Watch Jon Stewart’s Closing Speech From Saturday’s Rally

by | October 31, 2010 at 3:47 PM | The Colbert Report, The Daily Show, TV News

Jon Stewart speaks during the 'Rally to Restore Sanity and/or Fear' on the National Mall on October 30, 2010 in Washington, DC. (Kris Connor/Getty Images)

Jon Stewart speaks during the 'Rally to Restore Sanity and/or Fear' on the National Mall on October 30, 2010 in Washington, DC. (Kris Connor/Getty Images)


So what exactly was Saturday’s Rally To Restore Sanity?

Daily Show‘ host and rally master of ceremonies Jon Stewart, standing on the giant stage in Washington, D.C.’s National Mall, asked that question at the conclusion of the half-day event that the AP said poked “fun at the nation’s ill-tempered politics, its fear-mongers and doomsayers.”

(The NY Times characterized it as “in part, as an expensive, engrossing act of media criticism.” Also, various media outlets estimated the crowd at over 200,000 compared to the 85,000 that turned for Glenn Beck’s rally.)

Up till that point, the rally had presented political satire and loads of comedy, as well as some pretty great music, and finally just a darn good time on a beautiful afternoon to folks from across the country bound by fatigue of the cable news bombast and the ineffectiveness of elected officials focused more on pleasing partisan analysts than coming up with answers.

But then Stewart needed to sum up the day, the event, and the effort – and he turned serious, or relatively serious.

“I know that there are boundaries for a comedian / pundit / talker guy, and I’m sure that I’ll find out tomorrow how I have violated them,” he said. “So, uh, what exactly was this? I can’t control what people think this was: I can only tell you my intentions…”
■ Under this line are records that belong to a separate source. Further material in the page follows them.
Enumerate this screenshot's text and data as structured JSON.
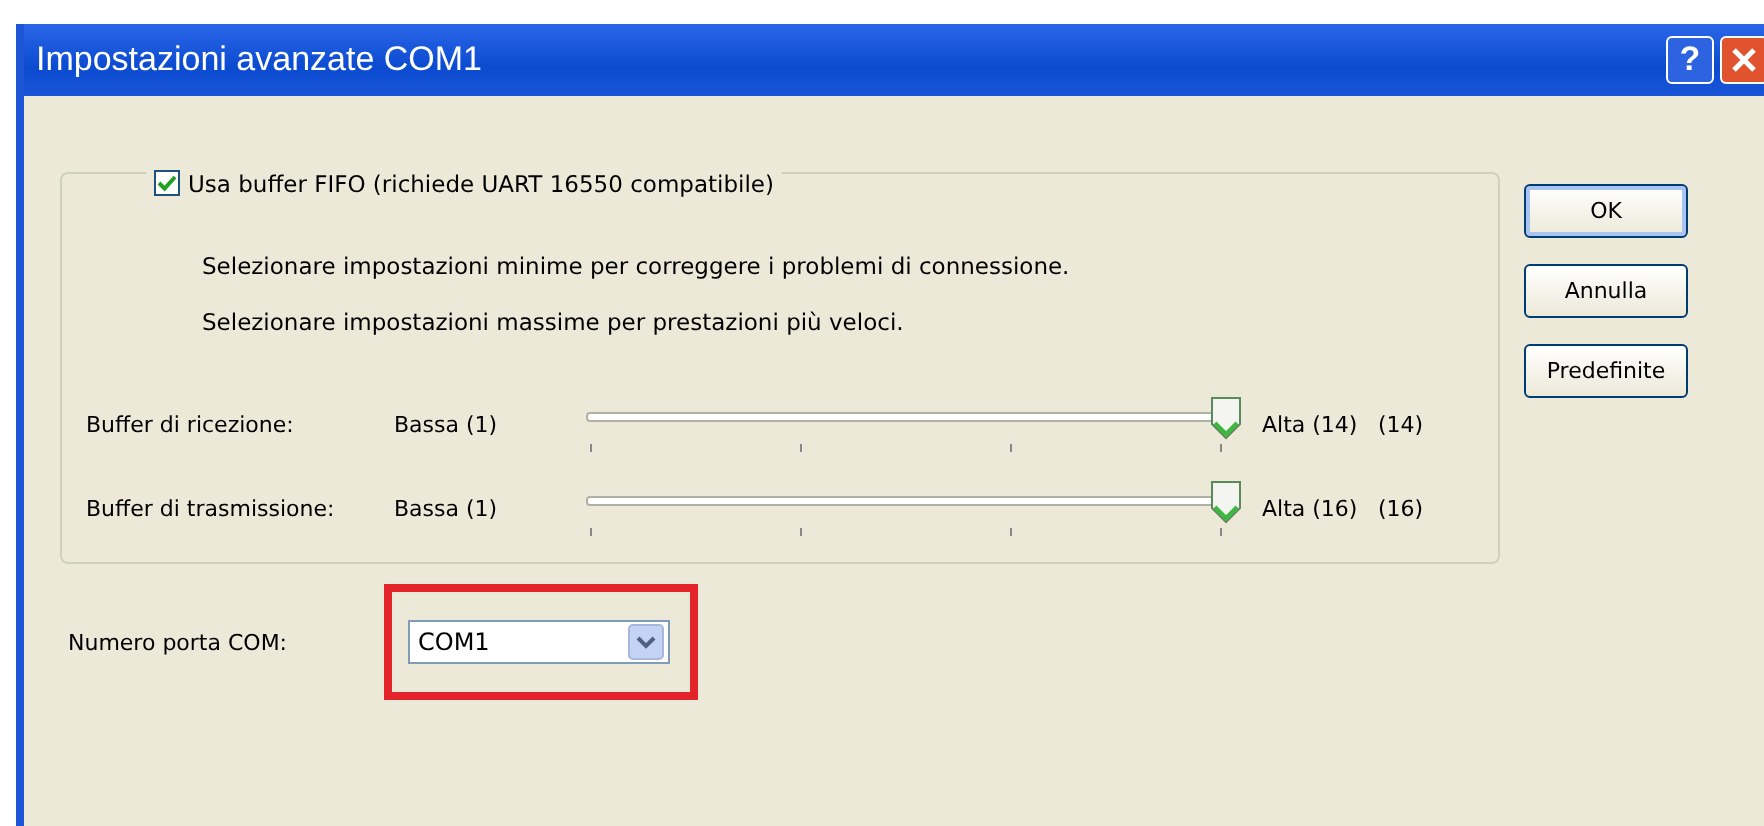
{
  "window": {
    "title": "Impostazioni avanzate COM1",
    "help_button": "?"
  },
  "fifo": {
    "label": "Usa buffer FIFO (richiede UART 16550 compatibile)",
    "checked": true
  },
  "hints": [
    "Selezionare impostazioni minime per correggere i problemi di connessione.",
    "Selezionare impostazioni massime per prestazioni più veloci."
  ],
  "sliders": [
    {
      "label": "Buffer di ricezione:",
      "min_label": "Bassa (1)",
      "max_label": "Alta (14)",
      "level": 1,
      "reading": "(14)"
    },
    {
      "label": "Buffer di trasmissione:",
      "min_label": "Bassa (1)",
      "max_label": "Alta (16)",
      "level": 1,
      "reading": "(16)"
    }
  ],
  "buttons": [
    "OK",
    "Annulla",
    "Predefinite"
  ],
  "com_port": {
    "label": "Numero porta COM:",
    "value": "COM1",
    "highlighted": true
  }
}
He then went on to deliver a clear, inspiring, occasionally funny, and, well, downright sane message. Pundits and journalists have sited Stewart’s closing remarks as an event highpoint, not to mention a defining moment, literally and figuratively. So watch it below – and share your thoughts.